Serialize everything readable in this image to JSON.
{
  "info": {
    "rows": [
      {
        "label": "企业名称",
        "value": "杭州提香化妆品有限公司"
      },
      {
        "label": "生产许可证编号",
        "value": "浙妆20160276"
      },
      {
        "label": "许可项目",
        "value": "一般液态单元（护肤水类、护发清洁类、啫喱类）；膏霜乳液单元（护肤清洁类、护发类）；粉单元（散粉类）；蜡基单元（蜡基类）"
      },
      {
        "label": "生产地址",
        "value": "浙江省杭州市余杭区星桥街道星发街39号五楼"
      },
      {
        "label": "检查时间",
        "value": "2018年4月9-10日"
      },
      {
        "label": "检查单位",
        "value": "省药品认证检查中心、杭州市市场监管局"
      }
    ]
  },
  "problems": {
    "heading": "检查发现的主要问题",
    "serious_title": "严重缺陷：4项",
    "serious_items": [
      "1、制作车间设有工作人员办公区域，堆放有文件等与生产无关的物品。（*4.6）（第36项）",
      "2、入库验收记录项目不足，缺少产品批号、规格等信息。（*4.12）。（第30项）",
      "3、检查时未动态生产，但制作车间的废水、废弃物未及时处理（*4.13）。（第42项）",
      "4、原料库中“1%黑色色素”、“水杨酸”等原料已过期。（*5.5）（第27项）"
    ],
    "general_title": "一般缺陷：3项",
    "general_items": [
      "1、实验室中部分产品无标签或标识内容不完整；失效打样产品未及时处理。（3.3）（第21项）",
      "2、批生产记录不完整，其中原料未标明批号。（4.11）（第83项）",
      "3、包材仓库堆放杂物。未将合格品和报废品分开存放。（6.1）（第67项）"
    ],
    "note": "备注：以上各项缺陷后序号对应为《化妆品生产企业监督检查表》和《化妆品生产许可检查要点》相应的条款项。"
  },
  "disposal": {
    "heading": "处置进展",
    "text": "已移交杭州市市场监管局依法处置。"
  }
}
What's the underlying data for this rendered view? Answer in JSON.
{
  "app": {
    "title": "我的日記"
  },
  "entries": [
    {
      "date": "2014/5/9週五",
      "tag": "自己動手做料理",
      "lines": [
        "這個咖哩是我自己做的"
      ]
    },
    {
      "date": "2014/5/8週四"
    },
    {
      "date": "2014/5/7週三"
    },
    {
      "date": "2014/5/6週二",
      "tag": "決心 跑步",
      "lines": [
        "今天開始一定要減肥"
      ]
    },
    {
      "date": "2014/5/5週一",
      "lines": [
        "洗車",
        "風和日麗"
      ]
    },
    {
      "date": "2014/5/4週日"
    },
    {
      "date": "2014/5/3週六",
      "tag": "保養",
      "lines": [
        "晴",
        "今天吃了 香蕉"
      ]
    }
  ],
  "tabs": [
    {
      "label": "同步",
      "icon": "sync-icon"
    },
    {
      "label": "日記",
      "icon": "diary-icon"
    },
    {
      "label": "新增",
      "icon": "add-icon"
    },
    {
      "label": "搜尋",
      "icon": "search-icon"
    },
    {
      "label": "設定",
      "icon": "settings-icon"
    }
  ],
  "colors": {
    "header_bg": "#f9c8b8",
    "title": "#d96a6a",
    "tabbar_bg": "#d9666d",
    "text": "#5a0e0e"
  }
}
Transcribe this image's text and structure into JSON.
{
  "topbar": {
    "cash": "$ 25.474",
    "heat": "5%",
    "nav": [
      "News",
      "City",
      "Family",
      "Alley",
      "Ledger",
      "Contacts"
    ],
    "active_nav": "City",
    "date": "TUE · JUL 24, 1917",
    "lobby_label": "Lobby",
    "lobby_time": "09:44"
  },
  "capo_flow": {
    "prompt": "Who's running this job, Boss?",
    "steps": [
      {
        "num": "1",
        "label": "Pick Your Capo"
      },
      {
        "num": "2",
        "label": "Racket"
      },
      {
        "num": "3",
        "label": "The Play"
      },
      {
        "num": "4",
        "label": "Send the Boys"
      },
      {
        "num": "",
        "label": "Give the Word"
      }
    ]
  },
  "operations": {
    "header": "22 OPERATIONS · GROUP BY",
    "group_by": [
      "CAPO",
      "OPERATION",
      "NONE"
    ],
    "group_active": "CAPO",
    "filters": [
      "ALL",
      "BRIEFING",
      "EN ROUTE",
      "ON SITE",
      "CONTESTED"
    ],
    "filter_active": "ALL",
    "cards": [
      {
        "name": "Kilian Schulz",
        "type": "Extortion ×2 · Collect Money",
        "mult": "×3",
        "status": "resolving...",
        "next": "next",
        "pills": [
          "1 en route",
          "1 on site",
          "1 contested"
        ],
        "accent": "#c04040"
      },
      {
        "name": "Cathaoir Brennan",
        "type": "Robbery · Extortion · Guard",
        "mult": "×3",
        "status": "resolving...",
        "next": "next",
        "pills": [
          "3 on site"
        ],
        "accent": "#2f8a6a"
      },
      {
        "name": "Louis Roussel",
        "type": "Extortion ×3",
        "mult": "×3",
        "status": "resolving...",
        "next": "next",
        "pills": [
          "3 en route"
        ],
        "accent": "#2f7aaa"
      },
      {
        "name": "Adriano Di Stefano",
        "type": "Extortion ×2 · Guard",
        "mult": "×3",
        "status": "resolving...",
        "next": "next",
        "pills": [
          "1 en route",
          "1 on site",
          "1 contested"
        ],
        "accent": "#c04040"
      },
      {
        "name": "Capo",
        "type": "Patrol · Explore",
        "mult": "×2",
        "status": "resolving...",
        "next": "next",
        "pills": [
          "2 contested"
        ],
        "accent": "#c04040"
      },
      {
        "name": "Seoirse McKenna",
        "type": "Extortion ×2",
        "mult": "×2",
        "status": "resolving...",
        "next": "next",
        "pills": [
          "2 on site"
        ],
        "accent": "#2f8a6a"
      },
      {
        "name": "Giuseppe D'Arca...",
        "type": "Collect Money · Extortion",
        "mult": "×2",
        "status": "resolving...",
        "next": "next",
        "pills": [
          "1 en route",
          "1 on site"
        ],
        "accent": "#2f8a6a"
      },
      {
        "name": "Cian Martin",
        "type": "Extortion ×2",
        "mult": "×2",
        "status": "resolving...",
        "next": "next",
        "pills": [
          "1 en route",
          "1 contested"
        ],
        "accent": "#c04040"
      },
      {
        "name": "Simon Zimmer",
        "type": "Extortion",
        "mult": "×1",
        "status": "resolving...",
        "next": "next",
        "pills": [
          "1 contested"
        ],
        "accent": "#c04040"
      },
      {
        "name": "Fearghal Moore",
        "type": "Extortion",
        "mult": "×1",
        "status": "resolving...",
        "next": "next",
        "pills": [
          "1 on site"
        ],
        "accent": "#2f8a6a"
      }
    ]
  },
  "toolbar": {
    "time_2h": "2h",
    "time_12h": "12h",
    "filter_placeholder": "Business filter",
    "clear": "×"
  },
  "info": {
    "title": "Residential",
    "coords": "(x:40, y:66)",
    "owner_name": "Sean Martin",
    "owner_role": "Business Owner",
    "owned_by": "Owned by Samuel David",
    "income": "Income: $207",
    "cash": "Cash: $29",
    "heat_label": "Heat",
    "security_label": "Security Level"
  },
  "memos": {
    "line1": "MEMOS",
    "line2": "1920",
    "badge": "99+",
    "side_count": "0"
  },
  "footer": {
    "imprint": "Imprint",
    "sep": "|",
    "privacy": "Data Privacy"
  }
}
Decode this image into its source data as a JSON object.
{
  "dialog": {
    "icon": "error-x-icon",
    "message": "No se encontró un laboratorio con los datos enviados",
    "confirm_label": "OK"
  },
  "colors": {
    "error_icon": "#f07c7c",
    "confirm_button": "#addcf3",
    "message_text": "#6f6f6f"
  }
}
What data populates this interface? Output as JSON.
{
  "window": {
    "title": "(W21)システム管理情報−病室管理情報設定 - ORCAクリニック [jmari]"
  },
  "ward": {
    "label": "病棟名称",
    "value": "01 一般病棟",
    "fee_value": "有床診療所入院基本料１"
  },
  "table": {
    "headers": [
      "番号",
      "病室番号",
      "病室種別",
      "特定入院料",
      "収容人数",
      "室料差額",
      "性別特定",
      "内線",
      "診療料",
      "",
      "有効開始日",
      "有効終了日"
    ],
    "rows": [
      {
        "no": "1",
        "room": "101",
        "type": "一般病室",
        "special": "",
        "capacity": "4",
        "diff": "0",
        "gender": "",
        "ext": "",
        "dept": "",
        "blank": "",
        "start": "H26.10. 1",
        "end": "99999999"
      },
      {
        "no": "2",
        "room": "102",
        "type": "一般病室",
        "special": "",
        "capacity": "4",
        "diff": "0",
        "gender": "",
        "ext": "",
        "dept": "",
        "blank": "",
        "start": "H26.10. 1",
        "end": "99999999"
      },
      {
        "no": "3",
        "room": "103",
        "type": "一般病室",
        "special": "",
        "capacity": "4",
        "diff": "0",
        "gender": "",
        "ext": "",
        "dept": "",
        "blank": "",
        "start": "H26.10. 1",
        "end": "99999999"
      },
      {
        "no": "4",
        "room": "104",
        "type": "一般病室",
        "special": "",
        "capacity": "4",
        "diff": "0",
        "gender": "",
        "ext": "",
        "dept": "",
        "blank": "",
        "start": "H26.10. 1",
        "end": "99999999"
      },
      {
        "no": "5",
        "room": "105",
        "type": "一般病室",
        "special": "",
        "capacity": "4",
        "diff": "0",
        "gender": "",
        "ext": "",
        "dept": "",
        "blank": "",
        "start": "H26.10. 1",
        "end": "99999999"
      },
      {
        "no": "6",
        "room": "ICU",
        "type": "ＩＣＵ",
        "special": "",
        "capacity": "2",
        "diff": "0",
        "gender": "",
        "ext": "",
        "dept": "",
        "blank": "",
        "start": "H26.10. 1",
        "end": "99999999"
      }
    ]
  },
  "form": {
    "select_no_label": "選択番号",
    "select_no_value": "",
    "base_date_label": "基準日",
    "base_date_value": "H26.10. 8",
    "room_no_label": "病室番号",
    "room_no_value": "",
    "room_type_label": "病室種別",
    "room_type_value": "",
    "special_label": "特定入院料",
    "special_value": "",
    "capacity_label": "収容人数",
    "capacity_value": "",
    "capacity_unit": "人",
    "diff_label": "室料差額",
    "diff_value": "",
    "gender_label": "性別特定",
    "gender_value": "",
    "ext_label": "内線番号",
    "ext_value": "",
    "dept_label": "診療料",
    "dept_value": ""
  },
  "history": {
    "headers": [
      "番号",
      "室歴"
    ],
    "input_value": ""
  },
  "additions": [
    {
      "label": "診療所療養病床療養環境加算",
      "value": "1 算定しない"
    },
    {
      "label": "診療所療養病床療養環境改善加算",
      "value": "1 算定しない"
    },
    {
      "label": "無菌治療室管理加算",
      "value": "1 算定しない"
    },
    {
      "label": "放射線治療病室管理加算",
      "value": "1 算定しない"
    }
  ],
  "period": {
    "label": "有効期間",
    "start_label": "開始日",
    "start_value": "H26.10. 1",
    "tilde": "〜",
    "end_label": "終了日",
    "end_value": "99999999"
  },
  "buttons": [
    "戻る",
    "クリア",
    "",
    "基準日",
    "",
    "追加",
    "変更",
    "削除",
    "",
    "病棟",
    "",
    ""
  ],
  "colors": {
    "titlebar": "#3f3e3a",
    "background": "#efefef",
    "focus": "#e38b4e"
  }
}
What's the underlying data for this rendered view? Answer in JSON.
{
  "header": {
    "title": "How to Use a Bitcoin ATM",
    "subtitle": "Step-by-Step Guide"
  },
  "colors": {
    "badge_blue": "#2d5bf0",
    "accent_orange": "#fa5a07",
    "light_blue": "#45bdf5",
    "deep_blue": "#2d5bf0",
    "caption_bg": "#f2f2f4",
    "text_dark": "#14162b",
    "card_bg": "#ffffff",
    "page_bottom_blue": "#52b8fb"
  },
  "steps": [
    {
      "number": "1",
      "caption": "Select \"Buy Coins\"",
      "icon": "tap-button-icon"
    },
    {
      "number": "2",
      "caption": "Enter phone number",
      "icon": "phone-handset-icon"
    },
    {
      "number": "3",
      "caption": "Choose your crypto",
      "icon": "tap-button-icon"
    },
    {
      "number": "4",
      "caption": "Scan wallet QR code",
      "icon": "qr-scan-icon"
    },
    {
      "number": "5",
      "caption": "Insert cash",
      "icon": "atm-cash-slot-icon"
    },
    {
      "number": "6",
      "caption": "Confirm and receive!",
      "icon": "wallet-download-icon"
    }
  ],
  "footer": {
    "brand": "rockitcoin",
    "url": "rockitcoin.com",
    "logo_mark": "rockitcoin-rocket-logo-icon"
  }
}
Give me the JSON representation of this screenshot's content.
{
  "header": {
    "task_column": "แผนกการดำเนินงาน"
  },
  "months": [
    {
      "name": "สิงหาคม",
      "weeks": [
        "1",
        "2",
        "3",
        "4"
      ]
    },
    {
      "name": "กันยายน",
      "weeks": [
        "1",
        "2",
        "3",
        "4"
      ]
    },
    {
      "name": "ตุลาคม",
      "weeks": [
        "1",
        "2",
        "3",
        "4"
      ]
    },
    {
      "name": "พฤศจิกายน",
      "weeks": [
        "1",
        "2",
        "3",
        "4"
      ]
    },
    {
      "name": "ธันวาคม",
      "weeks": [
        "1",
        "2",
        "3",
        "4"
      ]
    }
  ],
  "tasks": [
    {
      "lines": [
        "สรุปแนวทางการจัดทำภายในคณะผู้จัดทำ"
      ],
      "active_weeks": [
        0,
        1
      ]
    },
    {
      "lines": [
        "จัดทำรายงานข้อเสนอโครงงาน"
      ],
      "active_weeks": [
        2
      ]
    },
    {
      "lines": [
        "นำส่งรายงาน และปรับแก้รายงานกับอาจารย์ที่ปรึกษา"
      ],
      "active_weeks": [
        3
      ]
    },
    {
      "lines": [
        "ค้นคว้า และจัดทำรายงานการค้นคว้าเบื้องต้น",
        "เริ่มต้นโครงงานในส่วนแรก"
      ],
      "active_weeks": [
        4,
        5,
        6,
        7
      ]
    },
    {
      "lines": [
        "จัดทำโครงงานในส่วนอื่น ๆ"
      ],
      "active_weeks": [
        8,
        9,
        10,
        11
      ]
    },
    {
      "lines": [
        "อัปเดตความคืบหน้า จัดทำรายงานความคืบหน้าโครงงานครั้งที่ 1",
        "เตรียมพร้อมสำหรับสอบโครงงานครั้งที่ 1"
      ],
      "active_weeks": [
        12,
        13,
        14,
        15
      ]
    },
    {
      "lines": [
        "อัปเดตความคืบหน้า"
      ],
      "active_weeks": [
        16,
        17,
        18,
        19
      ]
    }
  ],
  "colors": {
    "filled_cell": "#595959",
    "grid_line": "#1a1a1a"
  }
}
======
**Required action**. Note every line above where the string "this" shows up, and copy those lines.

**Task response**.
Serialize everything readable in this image to JSON.
What's the underlying data for this rendered view? Answer in JSON.
Transcribe this image's text and structure into JSON.
    "prompt": "Who's running this job, Boss?",
Decode this image into its source data as a JSON object.
What data populates this interface? Output as JSON.
What's the underlying data for this rendered view? Answer in JSON.
Give me the JSON representation of this screenshot's content.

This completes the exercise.